• DATA UNDER STUDY:

>>>>

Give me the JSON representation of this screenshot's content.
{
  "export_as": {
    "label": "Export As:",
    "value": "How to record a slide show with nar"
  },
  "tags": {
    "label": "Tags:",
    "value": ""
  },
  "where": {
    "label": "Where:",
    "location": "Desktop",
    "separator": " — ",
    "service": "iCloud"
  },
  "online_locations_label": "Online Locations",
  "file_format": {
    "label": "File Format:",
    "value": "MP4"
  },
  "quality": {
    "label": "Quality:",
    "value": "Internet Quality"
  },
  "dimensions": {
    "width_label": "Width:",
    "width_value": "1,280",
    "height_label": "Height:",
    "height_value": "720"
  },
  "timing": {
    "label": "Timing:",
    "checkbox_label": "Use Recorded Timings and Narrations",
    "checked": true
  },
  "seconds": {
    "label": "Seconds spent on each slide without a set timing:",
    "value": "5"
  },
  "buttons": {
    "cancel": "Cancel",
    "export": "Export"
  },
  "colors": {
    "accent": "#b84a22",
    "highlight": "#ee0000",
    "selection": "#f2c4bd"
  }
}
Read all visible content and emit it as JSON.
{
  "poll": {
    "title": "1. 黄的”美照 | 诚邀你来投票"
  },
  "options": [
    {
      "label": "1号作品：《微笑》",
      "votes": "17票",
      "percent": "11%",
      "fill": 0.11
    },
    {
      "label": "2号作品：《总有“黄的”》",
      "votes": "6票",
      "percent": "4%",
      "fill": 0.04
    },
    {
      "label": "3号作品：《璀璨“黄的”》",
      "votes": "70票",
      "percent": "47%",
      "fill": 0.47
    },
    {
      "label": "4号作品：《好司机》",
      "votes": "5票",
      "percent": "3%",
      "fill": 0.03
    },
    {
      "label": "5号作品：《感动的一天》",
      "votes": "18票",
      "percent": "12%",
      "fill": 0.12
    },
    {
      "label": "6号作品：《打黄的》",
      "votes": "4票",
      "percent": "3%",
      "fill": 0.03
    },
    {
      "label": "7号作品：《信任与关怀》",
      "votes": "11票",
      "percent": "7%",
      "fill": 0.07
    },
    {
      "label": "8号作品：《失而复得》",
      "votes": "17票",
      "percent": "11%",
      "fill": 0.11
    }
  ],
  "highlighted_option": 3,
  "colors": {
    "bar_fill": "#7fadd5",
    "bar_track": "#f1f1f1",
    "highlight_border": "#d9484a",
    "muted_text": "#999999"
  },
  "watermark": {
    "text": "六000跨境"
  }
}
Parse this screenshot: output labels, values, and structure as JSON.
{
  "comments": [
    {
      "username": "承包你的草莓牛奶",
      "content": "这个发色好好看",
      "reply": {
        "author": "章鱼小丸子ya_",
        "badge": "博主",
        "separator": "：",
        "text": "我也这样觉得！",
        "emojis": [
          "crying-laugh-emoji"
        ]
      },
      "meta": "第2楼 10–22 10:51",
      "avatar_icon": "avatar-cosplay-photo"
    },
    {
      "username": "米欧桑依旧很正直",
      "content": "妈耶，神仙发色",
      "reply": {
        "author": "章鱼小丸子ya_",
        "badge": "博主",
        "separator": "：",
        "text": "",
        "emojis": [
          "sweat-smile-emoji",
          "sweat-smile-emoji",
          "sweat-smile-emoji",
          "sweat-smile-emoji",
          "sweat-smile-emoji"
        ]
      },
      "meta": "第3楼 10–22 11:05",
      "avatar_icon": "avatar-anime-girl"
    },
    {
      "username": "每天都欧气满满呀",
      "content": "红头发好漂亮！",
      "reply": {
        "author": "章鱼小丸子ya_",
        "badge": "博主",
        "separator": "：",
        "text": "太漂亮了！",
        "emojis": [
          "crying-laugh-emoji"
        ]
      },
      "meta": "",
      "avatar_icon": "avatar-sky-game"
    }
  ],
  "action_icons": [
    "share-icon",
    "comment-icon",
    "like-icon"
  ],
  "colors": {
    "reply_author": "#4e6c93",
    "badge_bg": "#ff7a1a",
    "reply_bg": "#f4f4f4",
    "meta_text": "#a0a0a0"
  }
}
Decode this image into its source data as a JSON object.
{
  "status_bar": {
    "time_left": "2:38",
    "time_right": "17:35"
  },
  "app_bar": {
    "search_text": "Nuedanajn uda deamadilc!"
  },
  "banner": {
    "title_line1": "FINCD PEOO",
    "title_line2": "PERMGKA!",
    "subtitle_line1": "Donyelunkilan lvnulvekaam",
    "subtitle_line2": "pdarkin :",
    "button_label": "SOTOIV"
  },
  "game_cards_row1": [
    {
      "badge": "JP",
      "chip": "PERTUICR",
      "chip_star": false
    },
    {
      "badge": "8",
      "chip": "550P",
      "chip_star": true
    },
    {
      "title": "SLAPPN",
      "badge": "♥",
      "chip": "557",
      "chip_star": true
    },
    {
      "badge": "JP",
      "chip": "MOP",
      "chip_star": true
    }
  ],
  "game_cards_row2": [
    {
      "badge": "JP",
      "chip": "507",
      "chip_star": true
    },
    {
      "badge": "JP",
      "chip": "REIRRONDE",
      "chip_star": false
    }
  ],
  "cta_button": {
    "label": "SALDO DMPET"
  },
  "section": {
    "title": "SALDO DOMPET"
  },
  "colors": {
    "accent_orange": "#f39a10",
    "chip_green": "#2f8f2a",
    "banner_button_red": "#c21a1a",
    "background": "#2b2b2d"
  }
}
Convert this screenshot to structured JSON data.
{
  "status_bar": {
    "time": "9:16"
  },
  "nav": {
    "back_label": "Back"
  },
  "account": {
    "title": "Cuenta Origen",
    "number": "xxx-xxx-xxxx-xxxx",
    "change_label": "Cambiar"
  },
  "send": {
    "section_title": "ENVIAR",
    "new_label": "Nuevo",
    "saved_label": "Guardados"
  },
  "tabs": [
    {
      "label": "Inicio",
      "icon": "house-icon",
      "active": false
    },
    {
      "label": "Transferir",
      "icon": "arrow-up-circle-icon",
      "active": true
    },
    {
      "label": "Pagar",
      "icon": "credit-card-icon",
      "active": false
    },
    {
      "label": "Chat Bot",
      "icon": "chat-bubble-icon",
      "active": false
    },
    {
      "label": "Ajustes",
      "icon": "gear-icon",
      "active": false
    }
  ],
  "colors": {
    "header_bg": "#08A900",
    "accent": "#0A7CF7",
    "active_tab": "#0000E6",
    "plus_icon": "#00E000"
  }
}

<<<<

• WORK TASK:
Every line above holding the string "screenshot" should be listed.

• COMPLETED EXERCISE:
Give me the JSON representation of this screenshot's content.
Parse this screenshot: output labels, values, and structure as JSON.
Convert this screenshot to structured JSON data.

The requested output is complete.